The Theological Background: If you read last week's introduction to this series of readings from Philippians, you know how intimate Paul was with his audience. That personal, even vulnerable tone continues in the first two paragraphs of this selection.
What Paul does next is very interesting. By all means, proclaim the long form of this passage. (Don't even ask the preacher/presider for permission to use the long form. If anything, ask the Vatican's Congregation for Divine Worship why there's even an option here.) Here's why the "extra" paragraphs (really stanzas) are so important:
Evidence in the Greek-language original (well, in the oldest manuscripts we have) shows these paragraphs were originally a hymn (or, less likely, a poem). Paul is quoting something even more ancient than his own letter (its style and vocabulary convince scholars it's not Paul's own composition). Both Paul and the church in Philippi must have known and revered this early formulation of the mystery of Christ. When we read this today, we're getting back to basics about as far as we can get. It's possibly the oldest surviving public statement of the Christian creed. (The oral traditions about the life, teachings, death and resurrection of Jesus didn't take written form in the gospels until after Saint Paul's death.)

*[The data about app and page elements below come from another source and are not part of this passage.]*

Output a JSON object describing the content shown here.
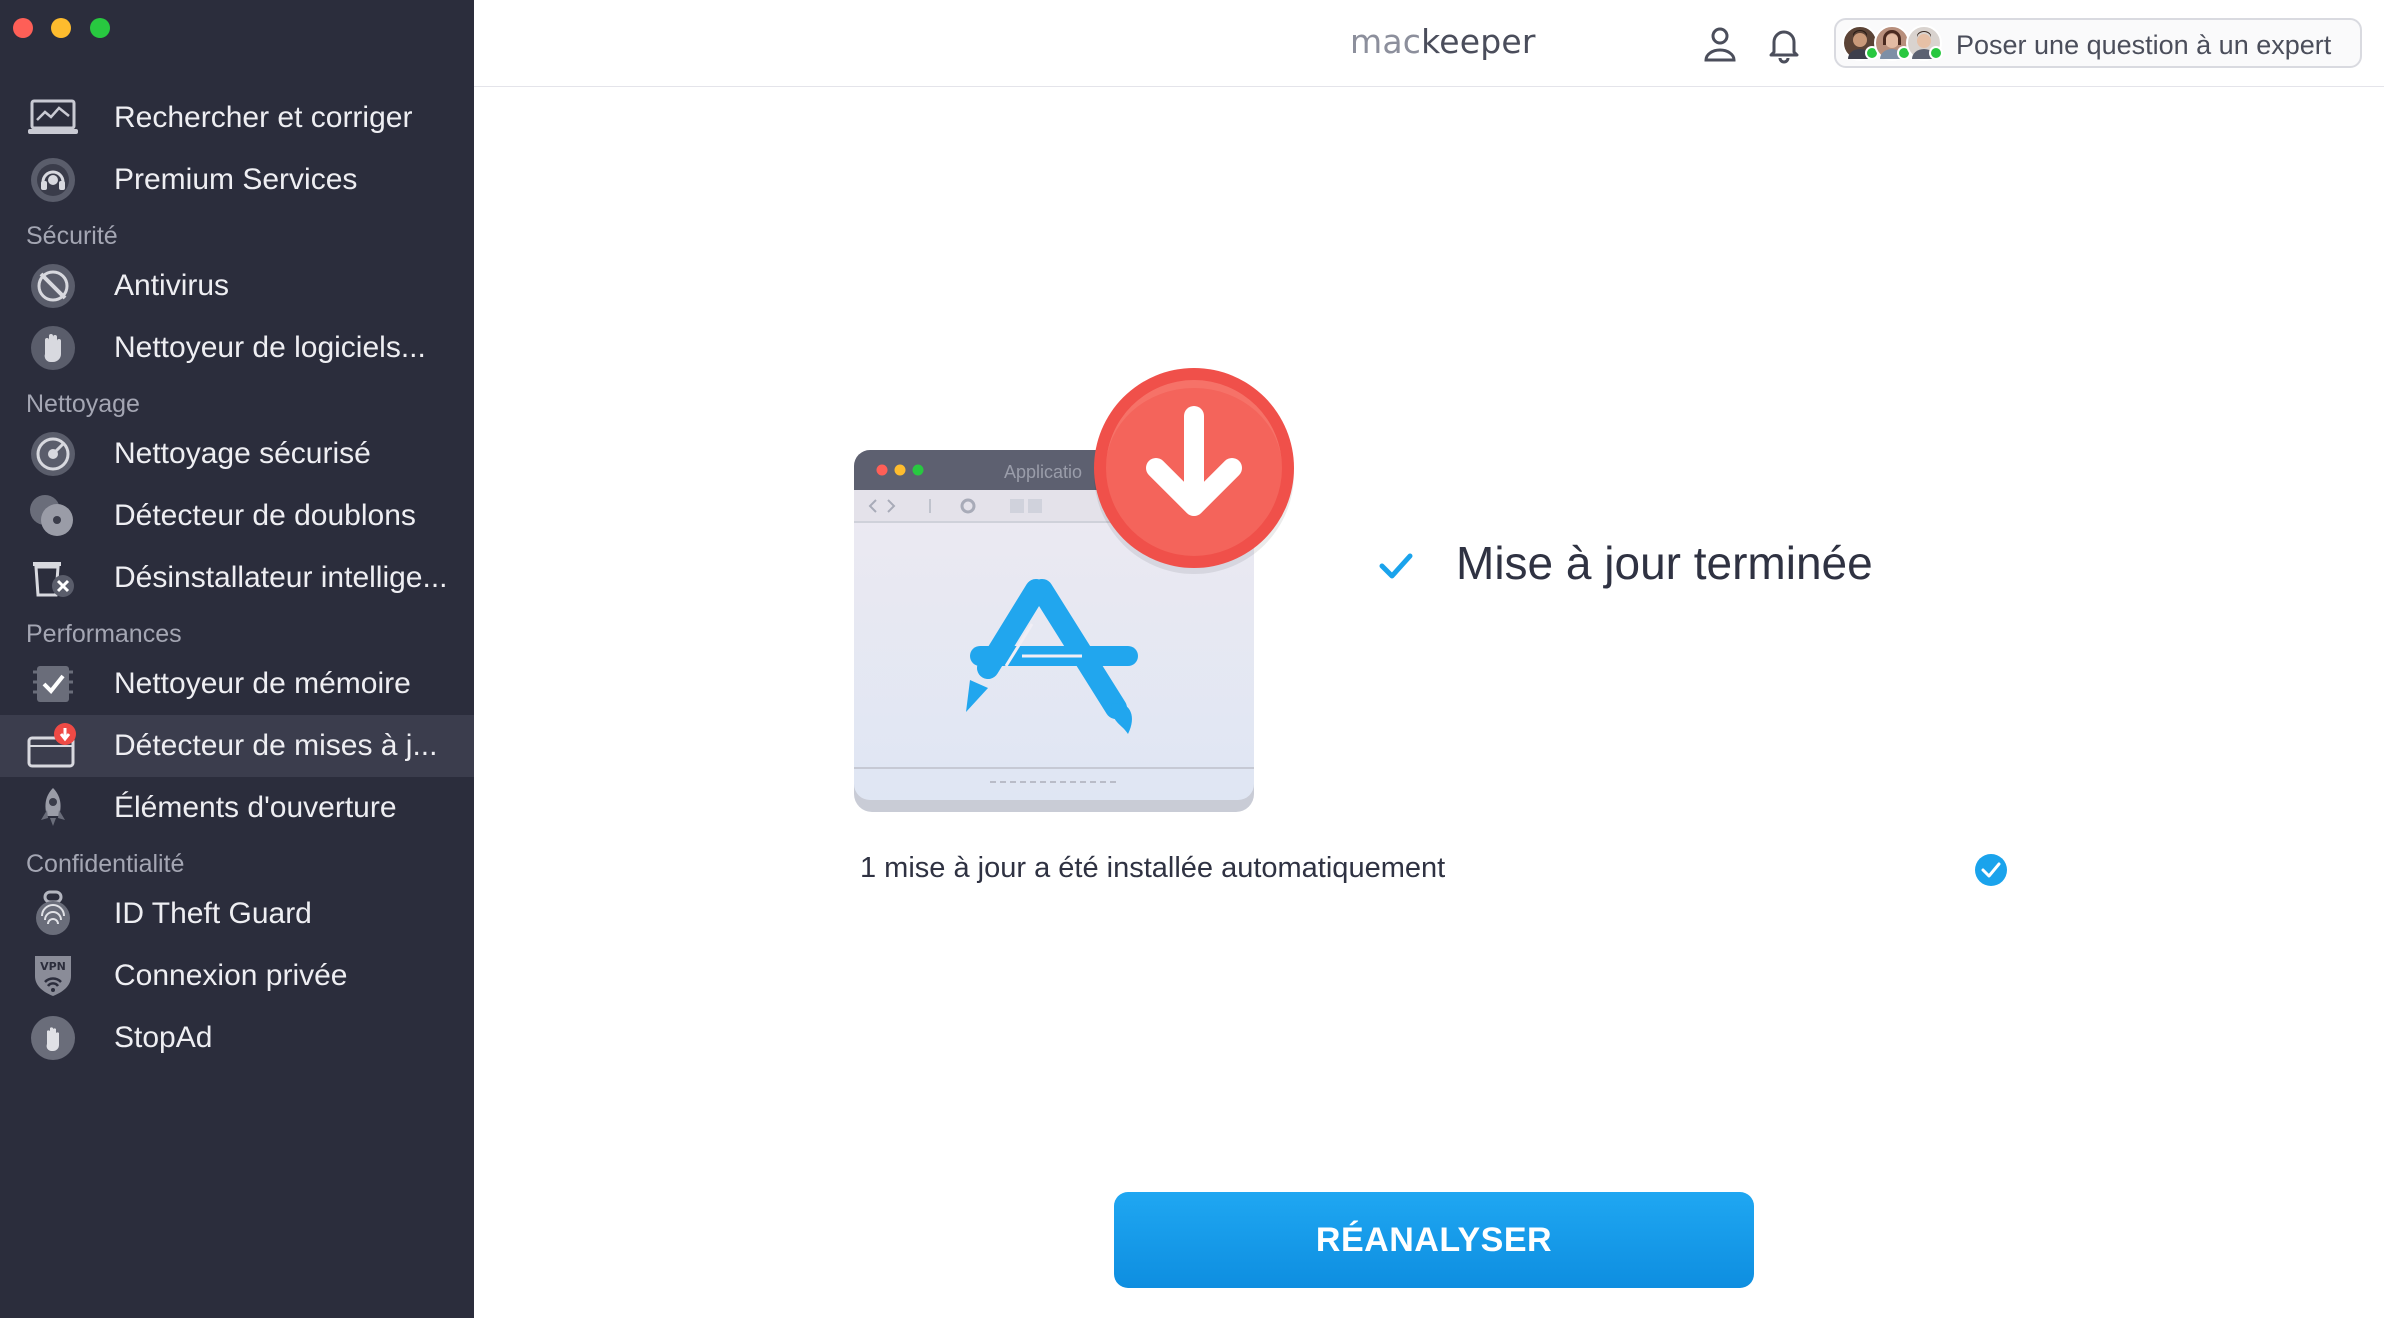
{
  "app": {
    "logo_part1": "mac",
    "logo_part2": "keeper"
  },
  "header": {
    "expert_button_label": "Poser une question à un expert",
    "icons": [
      "user-icon",
      "bell-icon"
    ]
  },
  "sidebar": {
    "items": [
      {
        "label": "Rechercher et corriger",
        "icon": "laptop-scan-icon"
      },
      {
        "label": "Premium Services",
        "icon": "headset-icon"
      },
      {
        "section": "Sécurité"
      },
      {
        "label": "Antivirus",
        "icon": "antivirus-icon"
      },
      {
        "label": "Nettoyeur de logiciels...",
        "icon": "hand-stop-icon"
      },
      {
        "section": "Nettoyage"
      },
      {
        "label": "Nettoyage sécurisé",
        "icon": "disk-clean-icon"
      },
      {
        "label": "Détecteur de doublons",
        "icon": "duplicate-discs-icon"
      },
      {
        "label": "Désinstallateur intellige...",
        "icon": "trash-x-icon"
      },
      {
        "section": "Performances"
      },
      {
        "label": "Nettoyeur de mémoire",
        "icon": "memory-check-icon"
      },
      {
        "label": "Détecteur de mises à j...",
        "icon": "update-window-icon",
        "active": true
      },
      {
        "label": "Éléments d'ouverture",
        "icon": "rocket-icon"
      },
      {
        "section": "Confidentialité"
      },
      {
        "label": "ID Theft Guard",
        "icon": "fingerprint-icon"
      },
      {
        "label": "Connexion privée",
        "icon": "vpn-shield-icon"
      },
      {
        "label": "StopAd",
        "icon": "stopad-hand-icon"
      }
    ]
  },
  "main": {
    "illustration_window_title": "Applicatio",
    "status_title": "Mise à jour terminée",
    "result_text": "1 mise à jour a été installée automatiquement",
    "rescan_button_label": "RÉANALYSER"
  },
  "colors": {
    "sidebar_bg": "#2b2d3c",
    "accent_blue": "#1a9ff0",
    "download_red": "#f0504a",
    "check_blue": "#1aa3ec"
  }
}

So the lector should prepare for this by savoring this text slowly and reverently. Notice the cycle:
Proclaiming It: The English translation available to us doesn't seem poetic or worthy of singing. Until the right poet/musician comes along who can render the passage more beautifully, it's up to you speak it faithfully, with the solemnity that its venerable status calls for. (Tony Carlin, Music and Liturgy Director of Saint John the Baptist Catholic Church in Napa, California, U.S.A, says the right poet/musician may have arrived. He recommends "Ken Canedo's new 'Jesus Christ Is Lord' (OCP [Oregon Catholic Press]) - we're singing it this weekend [September 24-25, 2011]. Also, of course, Walker's better-known 'At The Name Of Jesus' (OCP).")
Karen Langan Kulla, American, born 1955, Little Pigeon River (detail), used with permission. Click here to see a larger, uncropped version. When Karen, a friend of the author, posted this picture on Facebook, she hinted that her husband could be seen in the picture. The river is in Great Smoky Mountains National Park, Tennessee, U.S.A.
This page updated July 16, 2020